Kant's Legacy and the Idea of Transitional Jus Cosmopoliticum

MultiRights Postdoc Claudio Corradetti proposes an interpretation of Kant's view on cosmopolitanism: It is both legal and transitional, that is, as Kant defined it a view of cosmopolitanism as a part of Public Right.

The transitionality aspect results particularly challenging also in view of Kant’s asymmetry between the universality of cosmopolitan law and its institutional implementation.

In this respect, Kant’s views accommodate the view of cosmopolitanism as a condition to be achieved along “constitutional stages” with the non-ideal post-national constellation that does not resorting to a World State.

By providing a distinct interpretation of Fichte’s “transitional” passage on his Review of Kant’s Perpetual Peace, Corradetti suggests that Kant’s theoretical innovation lies precisely in the recognition of a mismatch between the universality of cosmopolitan law and its institutional counterpart.

Read the article here.

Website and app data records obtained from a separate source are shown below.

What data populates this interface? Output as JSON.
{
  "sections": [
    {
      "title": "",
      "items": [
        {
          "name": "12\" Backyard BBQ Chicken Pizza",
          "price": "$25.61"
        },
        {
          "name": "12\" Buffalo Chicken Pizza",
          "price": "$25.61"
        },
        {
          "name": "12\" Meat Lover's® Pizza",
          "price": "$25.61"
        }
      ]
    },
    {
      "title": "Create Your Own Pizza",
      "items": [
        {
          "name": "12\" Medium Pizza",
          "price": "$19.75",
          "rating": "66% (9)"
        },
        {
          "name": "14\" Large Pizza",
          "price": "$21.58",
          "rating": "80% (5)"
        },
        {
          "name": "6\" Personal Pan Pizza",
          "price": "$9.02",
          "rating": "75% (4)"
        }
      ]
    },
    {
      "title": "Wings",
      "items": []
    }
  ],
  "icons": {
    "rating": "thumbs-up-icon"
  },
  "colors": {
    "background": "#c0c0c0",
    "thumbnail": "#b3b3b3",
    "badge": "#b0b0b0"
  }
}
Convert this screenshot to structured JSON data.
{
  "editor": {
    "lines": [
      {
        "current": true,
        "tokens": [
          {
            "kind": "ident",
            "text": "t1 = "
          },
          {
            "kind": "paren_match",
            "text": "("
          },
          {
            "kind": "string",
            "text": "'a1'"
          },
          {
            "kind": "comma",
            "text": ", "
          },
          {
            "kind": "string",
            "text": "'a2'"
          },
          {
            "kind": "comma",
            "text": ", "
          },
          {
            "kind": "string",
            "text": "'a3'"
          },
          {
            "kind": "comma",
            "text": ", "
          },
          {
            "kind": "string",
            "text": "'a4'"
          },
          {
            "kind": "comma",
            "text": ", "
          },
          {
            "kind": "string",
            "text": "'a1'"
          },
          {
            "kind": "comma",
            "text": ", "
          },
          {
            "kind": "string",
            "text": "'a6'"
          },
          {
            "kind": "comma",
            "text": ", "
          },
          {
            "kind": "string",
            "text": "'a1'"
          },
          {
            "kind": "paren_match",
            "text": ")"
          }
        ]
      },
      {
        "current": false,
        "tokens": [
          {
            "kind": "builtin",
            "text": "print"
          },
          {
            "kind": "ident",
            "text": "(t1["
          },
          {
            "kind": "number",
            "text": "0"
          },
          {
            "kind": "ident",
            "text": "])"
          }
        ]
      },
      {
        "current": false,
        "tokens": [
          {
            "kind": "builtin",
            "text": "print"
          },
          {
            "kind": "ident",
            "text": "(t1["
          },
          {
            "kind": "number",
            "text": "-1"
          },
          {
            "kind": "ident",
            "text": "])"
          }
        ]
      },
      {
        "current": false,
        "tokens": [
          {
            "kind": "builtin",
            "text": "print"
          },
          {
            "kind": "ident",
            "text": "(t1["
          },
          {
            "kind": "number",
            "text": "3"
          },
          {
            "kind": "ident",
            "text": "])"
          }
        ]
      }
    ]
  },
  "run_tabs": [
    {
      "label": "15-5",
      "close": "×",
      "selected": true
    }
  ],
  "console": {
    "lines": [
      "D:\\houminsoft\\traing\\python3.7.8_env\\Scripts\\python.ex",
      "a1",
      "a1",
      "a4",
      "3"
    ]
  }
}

Tags: Human Rights, Legitimacy
Published May 6, 2014 4:37 PM - Last modified Sep. 1, 2016 2:58 PM